The June 9 NBC â€śNightly Newsâ€ť broadcast continued an all-out media assault on home lenders, which are suffering in an industry ailing from subprime mortgages gone bad. Correspondent Lisa Myers criticized one lender, Countrywide (NYSE:CFC), for being slow to help homeowners in trouble and vilified the company for not being quicker to accept concessions.
â€ś[Alan] White (professor at the Valparaiso University School of Law) estimates that two-thirds of those who need help are not getting it,â€ť Myers said. â€śIt took months for Melissa and Travis Simon of Waterloo, Iowa, to get the help they needed from their loan company.â€ť
â€śI called them every day, all day,â€ť Melissa Simon said to â€śNightly News.â€ť â€śBecause, you would be on hold and I would have to hang up again. They were not willing to help.â€ť

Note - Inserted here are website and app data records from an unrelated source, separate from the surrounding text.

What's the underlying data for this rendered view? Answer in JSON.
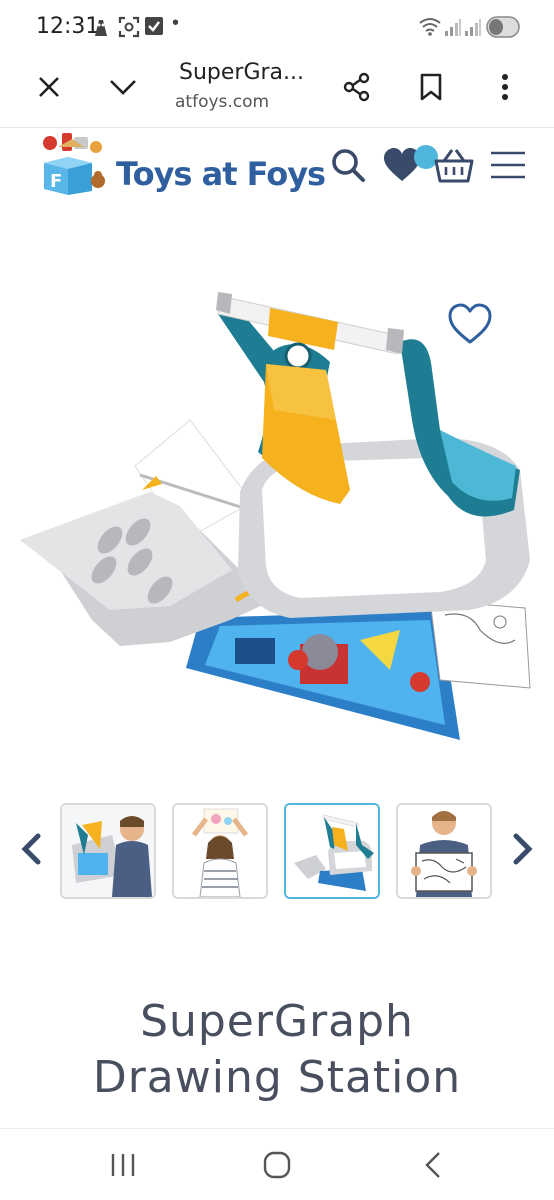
{
  "status_bar": {
    "time": "12:31",
    "notification_dot": "•",
    "icons": [
      "assistant-icon",
      "screenshot-icon",
      "checkbox-icon",
      "wifi-icon",
      "signal-icon",
      "signal-icon",
      "battery-icon"
    ]
  },
  "browser": {
    "page_title": "SuperGra...",
    "domain": "atfoys.com",
    "buttons": [
      "close-icon",
      "chevron-down-icon",
      "share-icon",
      "bookmark-icon",
      "more-options-icon"
    ]
  },
  "site_header": {
    "brand_name": "Toys at Foys",
    "logo_letter": "F",
    "icons": [
      "search-icon",
      "heart-icon",
      "basket-icon",
      "hamburger-menu-icon"
    ],
    "colors": {
      "brand": "#2f5f9e",
      "accent": "#4fb6de",
      "heart": "#3a4a6a"
    }
  },
  "gallery": {
    "thumbnails": [
      {
        "name": "boy-drawing-thumbnail",
        "active": false
      },
      {
        "name": "girl-holding-drawing-thumbnail",
        "active": false
      },
      {
        "name": "drawing-station-thumbnail",
        "active": true
      },
      {
        "name": "boy-showing-drawing-thumbnail",
        "active": false
      }
    ],
    "prev_icon": "chevron-left-icon",
    "next_icon": "chevron-right-icon"
  },
  "product": {
    "title_line1": "SuperGraph",
    "title_line2": "Drawing Station"
  },
  "nav_bar": {
    "buttons": [
      "recent-apps-icon",
      "home-icon",
      "back-icon"
    ]
  }
}
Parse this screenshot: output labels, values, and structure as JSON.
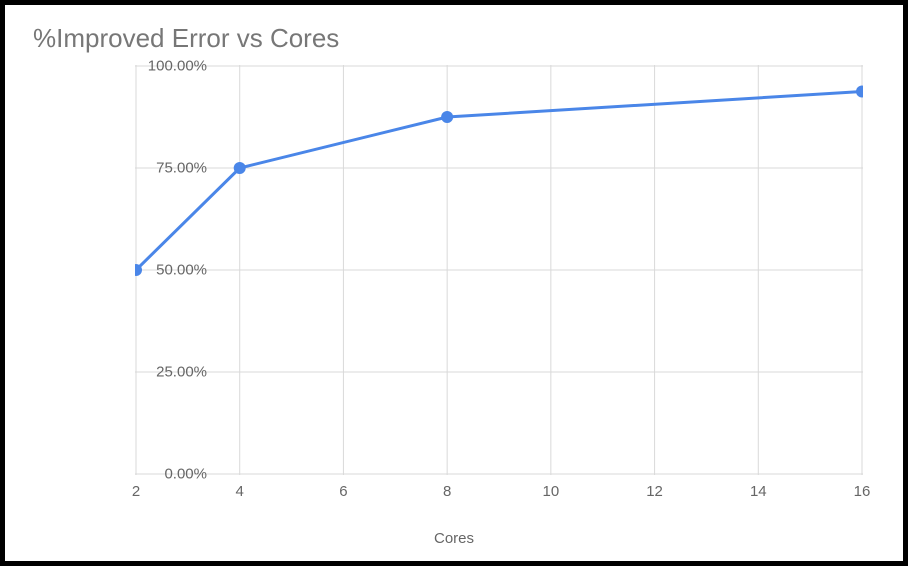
{
  "chart_data": {
    "type": "line",
    "title": "%Improved Error vs Cores",
    "xlabel": "Cores",
    "ylabel": "",
    "x_ticks": [
      "2",
      "4",
      "6",
      "8",
      "10",
      "12",
      "14",
      "16"
    ],
    "y_ticks": [
      "0.00%",
      "25.00%",
      "50.00%",
      "75.00%",
      "100.00%"
    ],
    "ylim": [
      0,
      100
    ],
    "x_positions": [
      2,
      4,
      6,
      8,
      10,
      12,
      14,
      16
    ],
    "series": [
      {
        "name": "%Improved Error",
        "x": [
          2,
          4,
          8,
          16
        ],
        "y": [
          50,
          75,
          87.5,
          93.75
        ]
      }
    ],
    "colors": {
      "line": "#4a86e8",
      "grid": "#d9d9d9",
      "text": "#666666"
    }
  }
}
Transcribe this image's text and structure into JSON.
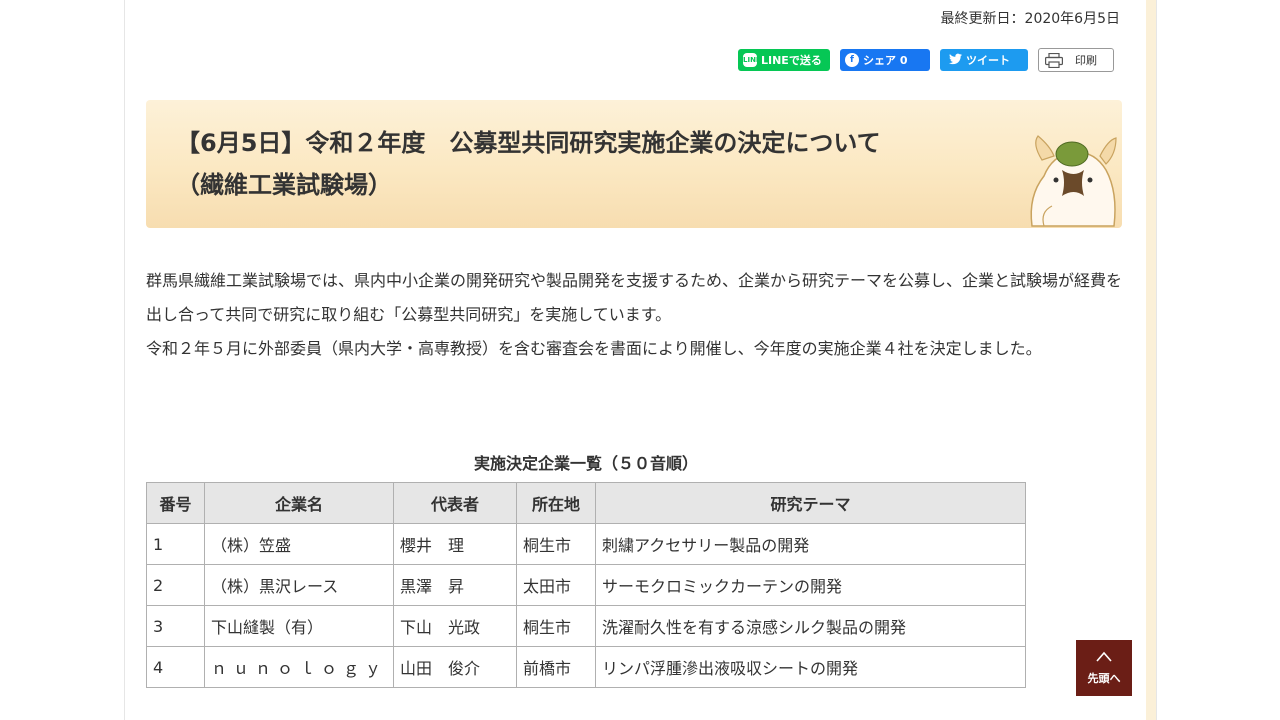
{
  "header": {
    "updated": "最終更新日：2020年6月5日"
  },
  "share": {
    "line": {
      "icon": "line-icon",
      "label": "LINEで送る",
      "icon_text": "LINE"
    },
    "facebook": {
      "icon": "facebook-icon",
      "label": "シェア 0",
      "icon_text": "f"
    },
    "twitter": {
      "icon": "twitter-bird-icon",
      "label": "ツイート"
    },
    "print": {
      "icon": "printer-icon",
      "label": "印刷"
    }
  },
  "article": {
    "title_line1": "【6月5日】令和２年度　公募型共同研究実施企業の決定について",
    "title_line2": "（繊維工業試験場）",
    "paragraph1": "群馬県繊維工業試験場では、県内中小企業の開発研究や製品開発を支援するため、企業から研究テーマを公募し、企業と試験場が経費を出し合って共同で研究に取り組む「公募型共同研究」を実施しています。",
    "paragraph2": "令和２年５月に外部委員（県内大学・高専教授）を含む審査会を書面により開催し、今年度の実施企業４社を決定しました。"
  },
  "table": {
    "caption": "実施決定企業一覧（５０音順）",
    "headers": [
      "番号",
      "企業名",
      "代表者",
      "所在地",
      "研究テーマ"
    ],
    "rows": [
      [
        "1",
        "（株）笠盛",
        "櫻井　理",
        "桐生市",
        "刺繍アクセサリー製品の開発"
      ],
      [
        "2",
        "（株）黒沢レース",
        "黒澤　昇",
        "太田市",
        "サーモクロミックカーテンの開発"
      ],
      [
        "3",
        "下山縫製（有）",
        "下山　光政",
        "桐生市",
        "洗濯耐久性を有する涼感シルク製品の開発"
      ],
      [
        "4",
        "ｎｕｎｏｌｏｇｙ",
        "山田　俊介",
        "前橋市",
        "リンパ浮腫滲出液吸収シートの開発"
      ]
    ]
  },
  "back_to_top": {
    "label": "先頭へ",
    "icon": "chevron-up-icon",
    "color": "#6b1e16"
  },
  "colors": {
    "line": "#06c755",
    "facebook": "#1877f2",
    "twitter": "#1d9bf0",
    "title_bg": "#fbe8c2"
  }
}
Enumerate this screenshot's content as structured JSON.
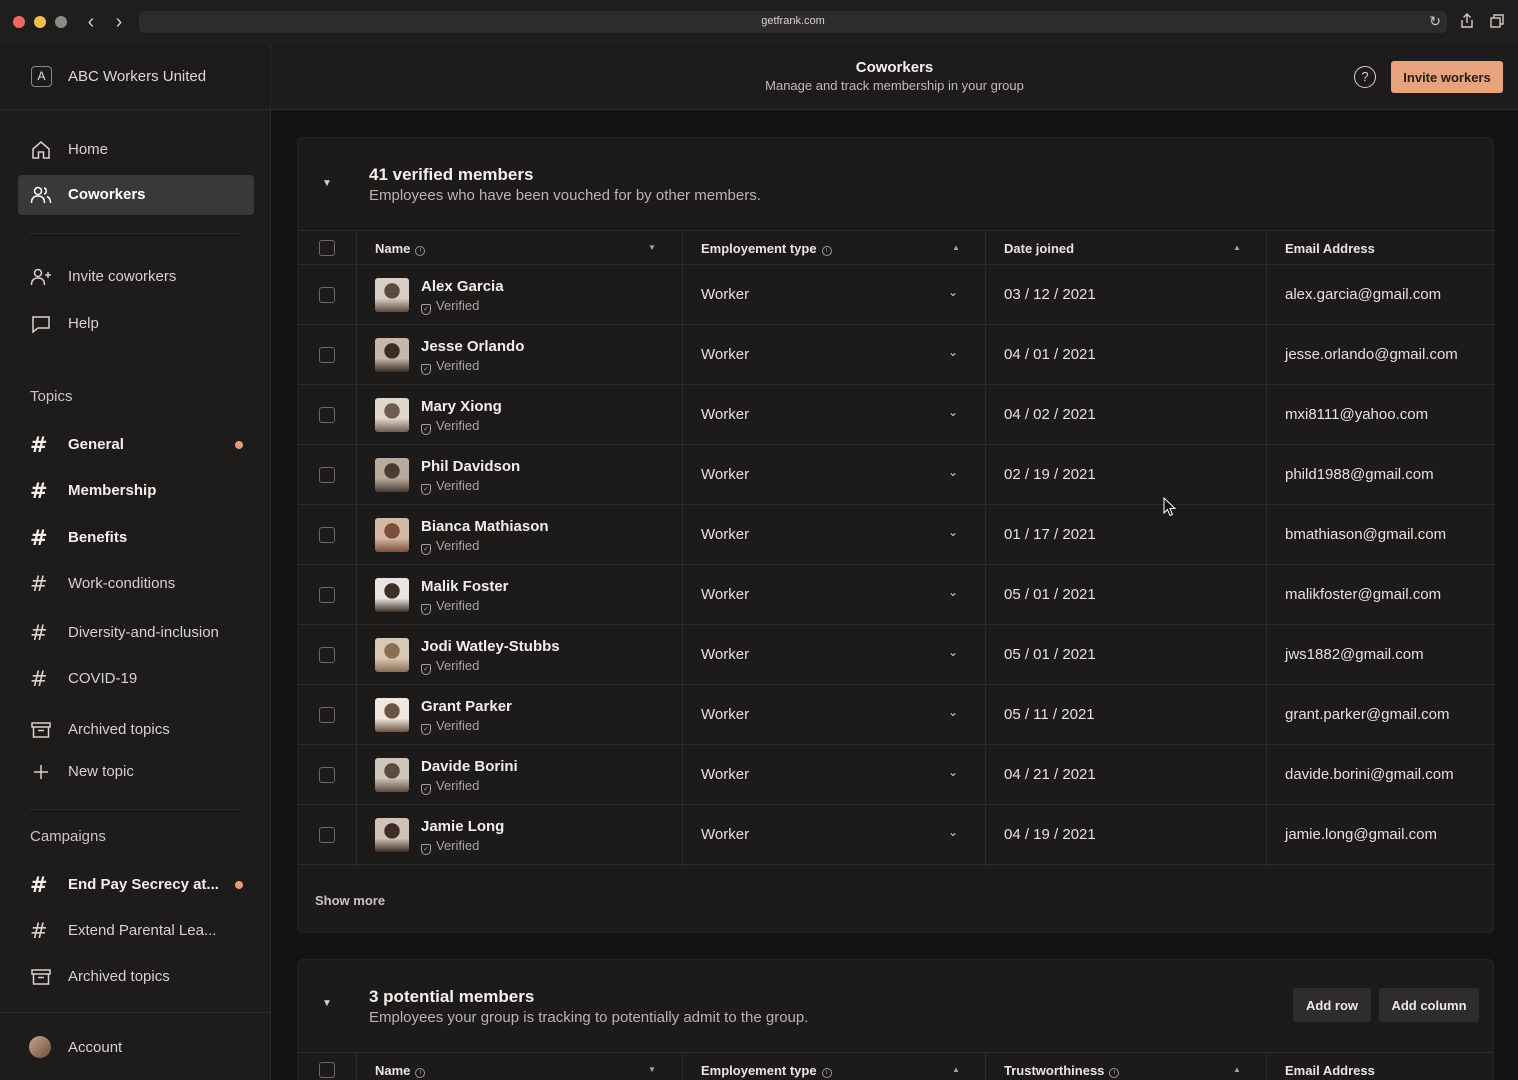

Myers praised the Iowa state government for knowing how to â€śpersuadeâ€ť a loan servicer to give in.
â€śOn the verge of giving up, the Simons went to a counseling service, then to Iowa State Mediation Service, which persuaded their loan servicer, Countrywide, to modify their loans â€“ reducing interest rates by almost half,â€ť Myers said. â€śBecause of its experience two decades ago with farm foreclosures, Iowa is ahead of most states in bringing pressure to bear on reluctant lenders and embarrassed borrowers to find common ground.â€ť
Myers featured Iowa Attorney General Tom Miller, a Democrat â€“ although his political affiliation wasnâ€™t included in the report â€“ who told Myers â€ślenders need to be more willing to make concessions and modify loans.â€ť He made the situation seem like a win-win, although the home lender was forced to take a hit â€“ whether it is a cut in a previously agreed-to interest rates or a smaller payment.
â€śEverybody wins,â€ť Miller said. â€śThe homeowner stays in the home and has an affordable loan. The lender or the investor gets more money in these kinds of situations than they would on foreclosure.â€ť
Countrywide is not the best of shape. The mortgage lender recently reported a first-quarter net loss of $893 million. The company had shown a profit of $434 million during the same period a year ago. The Federal Reserve granted permission to Bank of America Corp. (NYSE:BAC) on June 5 to buy Countrywide for $4 billion.